What you need to do — Lines from the one containing "Extract the structured" through the last line of the records below need to be repeated exactly; nothing else, and no pictures.

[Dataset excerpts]
--- START ---

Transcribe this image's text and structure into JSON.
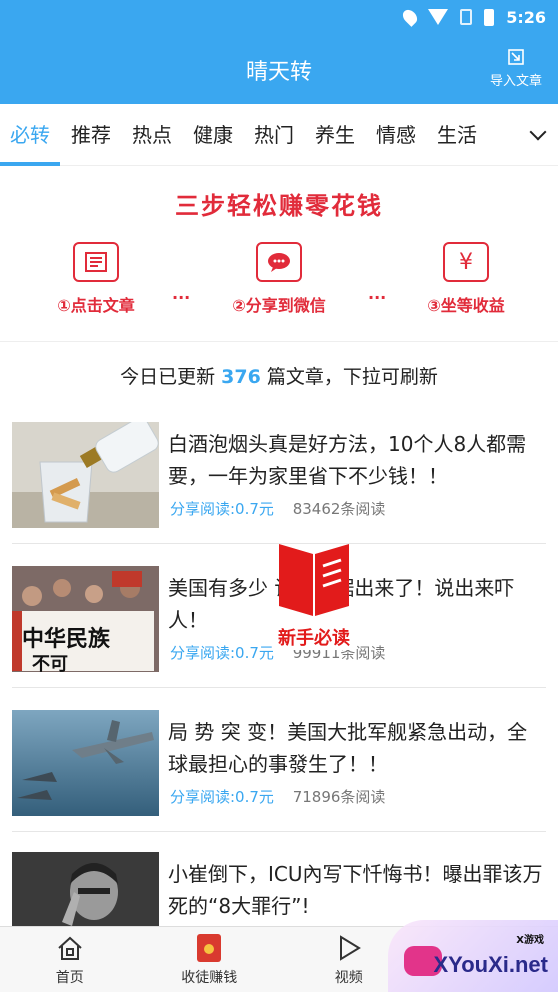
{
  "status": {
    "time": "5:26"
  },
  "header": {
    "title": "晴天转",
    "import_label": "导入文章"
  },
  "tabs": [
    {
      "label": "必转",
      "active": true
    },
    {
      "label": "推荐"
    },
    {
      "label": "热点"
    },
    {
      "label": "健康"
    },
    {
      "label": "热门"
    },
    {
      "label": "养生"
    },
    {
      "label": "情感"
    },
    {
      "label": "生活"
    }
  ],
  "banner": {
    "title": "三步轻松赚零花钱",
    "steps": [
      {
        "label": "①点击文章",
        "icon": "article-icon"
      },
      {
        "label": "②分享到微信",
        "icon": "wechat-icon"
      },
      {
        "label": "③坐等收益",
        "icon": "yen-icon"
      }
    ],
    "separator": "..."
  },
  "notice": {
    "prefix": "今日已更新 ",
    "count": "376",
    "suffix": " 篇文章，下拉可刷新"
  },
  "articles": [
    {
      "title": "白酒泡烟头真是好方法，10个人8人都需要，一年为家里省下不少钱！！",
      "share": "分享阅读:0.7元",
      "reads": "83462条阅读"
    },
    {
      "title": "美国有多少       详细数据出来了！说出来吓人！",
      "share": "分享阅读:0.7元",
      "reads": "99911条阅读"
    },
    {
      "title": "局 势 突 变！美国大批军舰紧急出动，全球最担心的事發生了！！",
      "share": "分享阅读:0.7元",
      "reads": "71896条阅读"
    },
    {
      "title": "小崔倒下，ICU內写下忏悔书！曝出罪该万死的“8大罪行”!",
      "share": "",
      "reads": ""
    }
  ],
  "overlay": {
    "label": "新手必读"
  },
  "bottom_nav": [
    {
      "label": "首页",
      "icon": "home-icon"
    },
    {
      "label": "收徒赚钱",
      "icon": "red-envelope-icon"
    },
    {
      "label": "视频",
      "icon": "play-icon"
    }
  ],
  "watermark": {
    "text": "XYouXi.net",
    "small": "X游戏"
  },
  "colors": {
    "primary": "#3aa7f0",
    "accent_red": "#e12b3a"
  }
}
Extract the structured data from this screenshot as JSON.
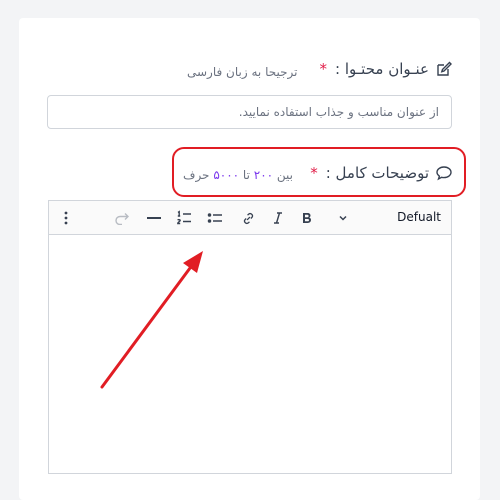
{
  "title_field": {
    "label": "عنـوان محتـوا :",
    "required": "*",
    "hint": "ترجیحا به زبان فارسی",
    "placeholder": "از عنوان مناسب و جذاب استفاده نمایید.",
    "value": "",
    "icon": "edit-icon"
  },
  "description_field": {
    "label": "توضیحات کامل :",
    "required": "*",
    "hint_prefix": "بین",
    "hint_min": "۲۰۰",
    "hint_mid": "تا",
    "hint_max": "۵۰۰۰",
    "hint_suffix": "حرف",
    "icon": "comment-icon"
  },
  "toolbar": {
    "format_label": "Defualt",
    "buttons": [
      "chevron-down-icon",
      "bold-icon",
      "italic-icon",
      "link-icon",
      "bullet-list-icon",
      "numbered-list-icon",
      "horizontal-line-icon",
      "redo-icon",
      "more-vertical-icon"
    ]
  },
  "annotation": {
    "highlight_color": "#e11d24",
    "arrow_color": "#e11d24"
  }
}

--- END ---

Result below —
Extract the structured data from this screenshot as JSON.
{
  "title_field": {
    "label": "عنـوان محتـوا :",
    "required": "*",
    "hint": "ترجیحا به زبان فارسی",
    "placeholder": "از عنوان مناسب و جذاب استفاده نمایید.",
    "value": "",
    "icon": "edit-icon"
  },
  "description_field": {
    "label": "توضیحات کامل :",
    "required": "*",
    "hint_prefix": "بین",
    "hint_min": "۲۰۰",
    "hint_mid": "تا",
    "hint_max": "۵۰۰۰",
    "hint_suffix": "حرف",
    "icon": "comment-icon"
  },
  "toolbar": {
    "format_label": "Defualt",
    "buttons": [
      "chevron-down-icon",
      "bold-icon",
      "italic-icon",
      "link-icon",
      "bullet-list-icon",
      "numbered-list-icon",
      "horizontal-line-icon",
      "redo-icon",
      "more-vertical-icon"
    ]
  },
  "annotation": {
    "highlight_color": "#e11d24",
    "arrow_color": "#e11d24"
  }
}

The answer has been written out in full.